Work to complete:
Give a verbatim copy of the data, leaving the pictures out.

[Data about app and page elements]
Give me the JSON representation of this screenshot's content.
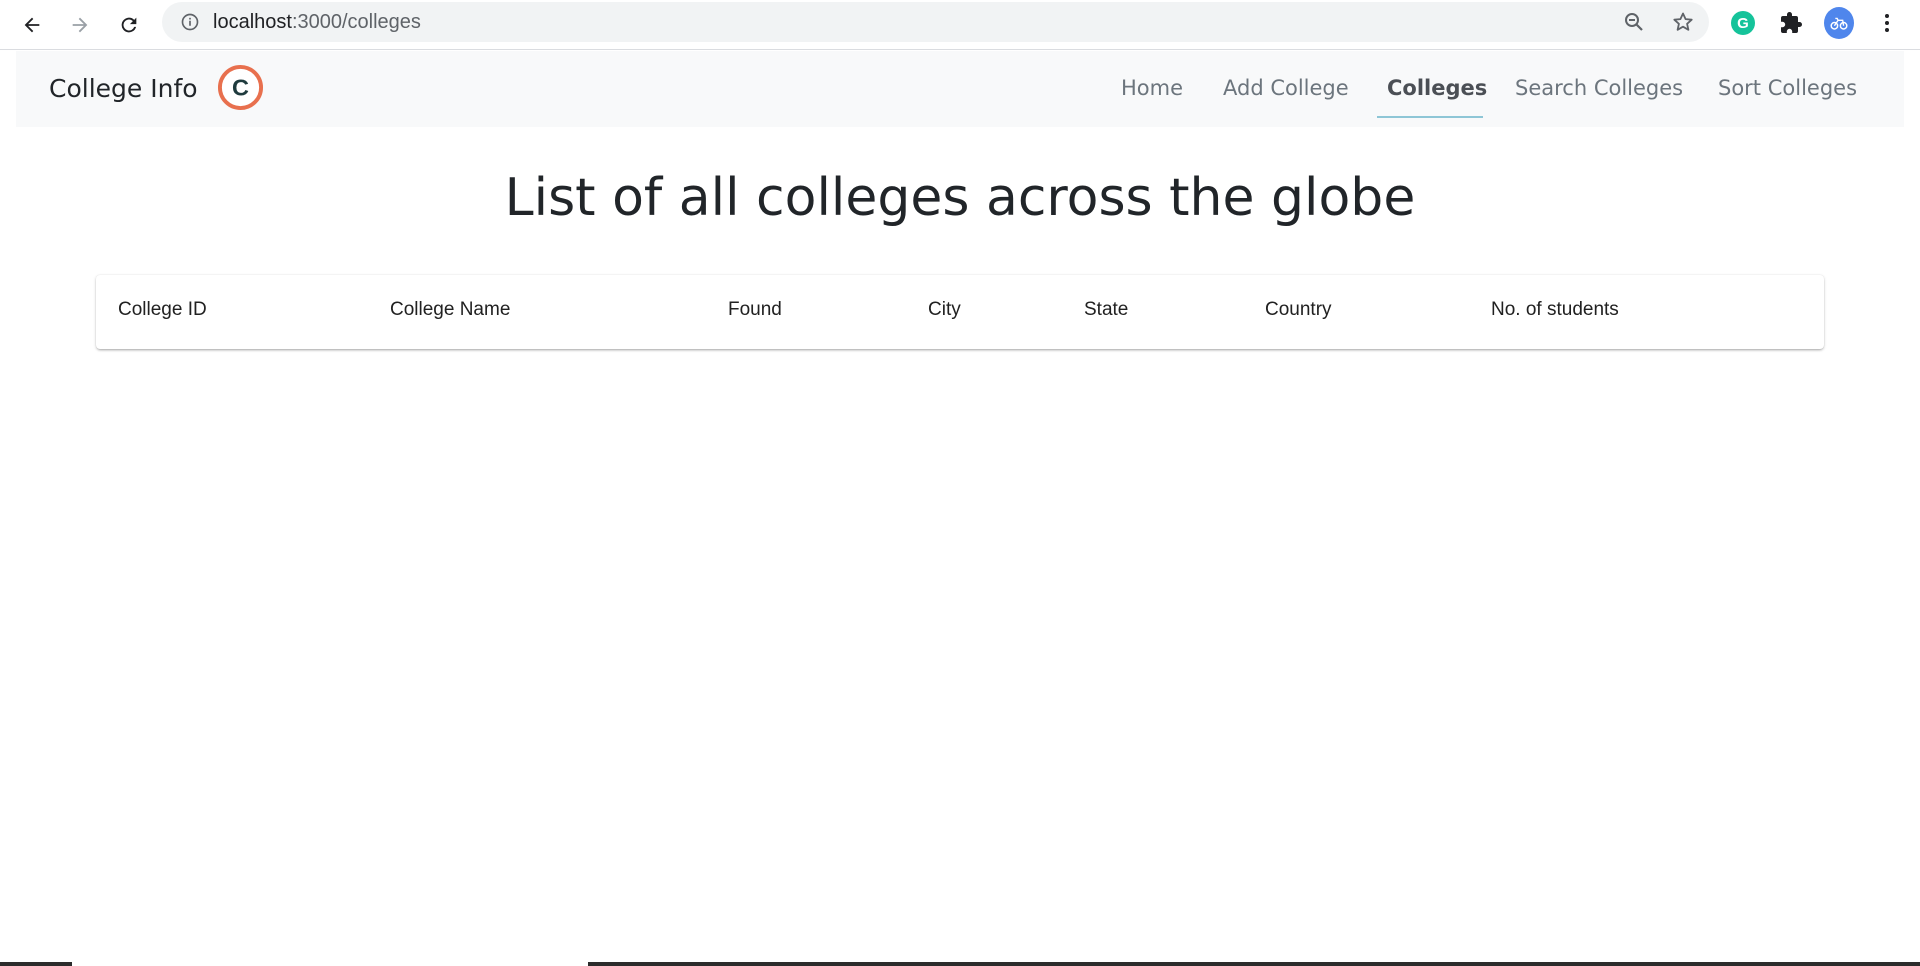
{
  "browser": {
    "url_host": "localhost",
    "url_path": ":3000/colleges",
    "extension_grammarly_letter": "G",
    "icons": [
      "back-arrow-icon",
      "forward-arrow-icon",
      "reload-icon",
      "info-icon",
      "zoom-icon",
      "star-icon",
      "grammarly-icon",
      "puzzle-icon",
      "avatar-icon",
      "kebab-menu-icon"
    ]
  },
  "navbar": {
    "brand": "College Info",
    "logo_letter": "C",
    "links": [
      {
        "label": "Home",
        "active": false
      },
      {
        "label": "Add College",
        "active": false
      },
      {
        "label": "Colleges",
        "active": true
      },
      {
        "label": "Search Colleges",
        "active": false
      },
      {
        "label": "Sort Colleges",
        "active": false
      }
    ]
  },
  "page": {
    "title": "List of all colleges across the globe"
  },
  "table": {
    "headers": [
      "College ID",
      "College Name",
      "Found",
      "City",
      "State",
      "Country",
      "No. of students"
    ],
    "rows": []
  },
  "colors": {
    "navbar_bg": "#f8f9fa",
    "logo_ring": "#e8704e",
    "logo_letter": "#1f3b3e",
    "active_underline": "#8ec6d6",
    "grammarly": "#15c39a",
    "avatar": "#4f86ec"
  }
}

Answer to the exercise:
Give me the JSON representation of this screenshot's content.
{
  "browser": {
    "url_host": "localhost",
    "url_path": ":3000/colleges",
    "extension_grammarly_letter": "G",
    "icons": [
      "back-arrow-icon",
      "forward-arrow-icon",
      "reload-icon",
      "info-icon",
      "zoom-icon",
      "star-icon",
      "grammarly-icon",
      "puzzle-icon",
      "avatar-icon",
      "kebab-menu-icon"
    ]
  },
  "navbar": {
    "brand": "College Info",
    "logo_letter": "C",
    "links": [
      {
        "label": "Home",
        "active": false
      },
      {
        "label": "Add College",
        "active": false
      },
      {
        "label": "Colleges",
        "active": true
      },
      {
        "label": "Search Colleges",
        "active": false
      },
      {
        "label": "Sort Colleges",
        "active": false
      }
    ]
  },
  "page": {
    "title": "List of all colleges across the globe"
  },
  "table": {
    "headers": [
      "College ID",
      "College Name",
      "Found",
      "City",
      "State",
      "Country",
      "No. of students"
    ],
    "rows": []
  },
  "colors": {
    "navbar_bg": "#f8f9fa",
    "logo_ring": "#e8704e",
    "logo_letter": "#1f3b3e",
    "active_underline": "#8ec6d6",
    "grammarly": "#15c39a",
    "avatar": "#4f86ec"
  }
}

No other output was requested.